Limited evidence suggests that long-chain n-3 fatty acids may delay or prevent the progression of certain psychotic disorders in high-risk children and adolescents.[87] The individuals diagnosed with schizophrenia exhibited reduced levels of both n-6 and n-3 polyunsaturated fatty acids, and the results of a study in which the treatment of high-risk children with a dietary supplement containing both eicosapentaenoate and docosahexaenoate produced a statistically significant (95% confidence, but not 97.5% confidence) decrease in progression to schizophrenia.

Consumption of ethyl eicosapentaenoate (E-EPA) partially countered memory impairment in a rat model of Alzheimer's disease[88] and produced a statistically insignificant decrease in human depression.[89]
Studies looking at the effects of omega-3 fatty acids on cognitive performance have seen mixed results. A study published in 2005 showed beneficial effects of omega-3 fatty acids in the cognitive performance of health subjects.[90] However, a later study found that fish oil had no effect on cognitive performance in individuals 65 years of age or older without dementia.[91]

To finish with, a little quote from the British Nutrition Foundation, as recommended by NHS choices for Nutritional Guidelines.  I am delighted to see that the BNF have not fallen into the "obesity hysteria" trap that is so prevalent in our society today.

Fat
Key points
  • Fat is made up of different types of fatty acids, some of which are essential for health in small amounts.

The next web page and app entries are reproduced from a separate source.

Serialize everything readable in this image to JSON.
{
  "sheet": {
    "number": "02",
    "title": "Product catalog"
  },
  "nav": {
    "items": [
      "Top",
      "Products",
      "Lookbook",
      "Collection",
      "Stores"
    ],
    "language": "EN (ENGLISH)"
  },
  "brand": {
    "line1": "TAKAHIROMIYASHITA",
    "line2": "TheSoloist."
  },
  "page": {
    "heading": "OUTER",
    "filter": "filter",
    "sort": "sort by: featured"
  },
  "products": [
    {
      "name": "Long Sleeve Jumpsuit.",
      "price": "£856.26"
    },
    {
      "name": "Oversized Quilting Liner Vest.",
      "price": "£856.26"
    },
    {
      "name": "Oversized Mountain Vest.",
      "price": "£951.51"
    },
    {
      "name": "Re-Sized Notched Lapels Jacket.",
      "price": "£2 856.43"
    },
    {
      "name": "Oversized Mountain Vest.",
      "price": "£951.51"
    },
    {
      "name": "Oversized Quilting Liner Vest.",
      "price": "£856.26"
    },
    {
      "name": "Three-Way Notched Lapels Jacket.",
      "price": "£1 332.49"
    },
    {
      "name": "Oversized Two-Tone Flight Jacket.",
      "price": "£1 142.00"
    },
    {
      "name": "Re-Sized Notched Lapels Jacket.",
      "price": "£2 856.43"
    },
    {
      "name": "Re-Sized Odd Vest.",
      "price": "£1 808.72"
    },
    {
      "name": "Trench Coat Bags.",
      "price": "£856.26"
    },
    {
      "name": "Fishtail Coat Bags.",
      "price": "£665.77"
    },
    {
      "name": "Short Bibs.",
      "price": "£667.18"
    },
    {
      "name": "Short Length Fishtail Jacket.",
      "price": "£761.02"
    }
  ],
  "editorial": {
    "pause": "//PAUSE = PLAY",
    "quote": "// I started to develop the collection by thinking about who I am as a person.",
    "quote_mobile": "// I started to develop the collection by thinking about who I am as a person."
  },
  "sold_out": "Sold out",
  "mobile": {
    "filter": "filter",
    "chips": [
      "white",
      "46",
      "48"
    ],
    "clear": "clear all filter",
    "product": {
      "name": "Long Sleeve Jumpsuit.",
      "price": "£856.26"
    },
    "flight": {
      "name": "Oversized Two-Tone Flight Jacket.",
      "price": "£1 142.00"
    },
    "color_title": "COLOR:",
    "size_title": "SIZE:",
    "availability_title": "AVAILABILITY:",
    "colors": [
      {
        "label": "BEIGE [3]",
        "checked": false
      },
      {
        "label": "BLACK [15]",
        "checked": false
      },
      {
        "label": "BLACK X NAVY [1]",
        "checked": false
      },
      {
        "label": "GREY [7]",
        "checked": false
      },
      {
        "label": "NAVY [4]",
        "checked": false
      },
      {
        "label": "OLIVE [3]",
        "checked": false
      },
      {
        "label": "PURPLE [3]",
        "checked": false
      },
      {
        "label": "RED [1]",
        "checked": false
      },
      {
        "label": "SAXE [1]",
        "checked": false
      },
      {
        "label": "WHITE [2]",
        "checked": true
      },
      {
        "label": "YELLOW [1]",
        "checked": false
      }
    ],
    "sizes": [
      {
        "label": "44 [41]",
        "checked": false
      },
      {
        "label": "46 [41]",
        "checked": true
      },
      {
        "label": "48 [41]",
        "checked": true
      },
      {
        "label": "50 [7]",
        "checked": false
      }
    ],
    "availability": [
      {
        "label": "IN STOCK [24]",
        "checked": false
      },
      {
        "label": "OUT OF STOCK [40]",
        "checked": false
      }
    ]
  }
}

Fatty acids are usually classified as saturated, monounsaturated or polyunsaturated depending on their chemical structure. Among the polyunsaturates there are further structural differences which determine whether the fatty acid is known as an omega 3 (n-3) or omega 6 (n-6) fatty acid. These structural differences directly influence health effects, with mono- and polyunsaturates usually being associated with health benefits when consumed as part of a varied diet. The exception to this is trans fatty acids, which are unsaturated in terms of their structure but behave in the body like saturated fatty acids.
  • Fat provides energy; 1 gram provides 37 kJ (9 kcal). Foods that contain a lot of fat provide a lot of energy. Fat is a carrier of fat-soluble vitamins and is necessary for their absorption.
  • A high intake of saturated or trans fatty acids can have adverse effects on health.
  • In the UK, saturates currently contribute 13% of food energy, which is above the recommendation of 11%, whereas average total fat intake is close to the 35% of food energy recommended for the population

Just saying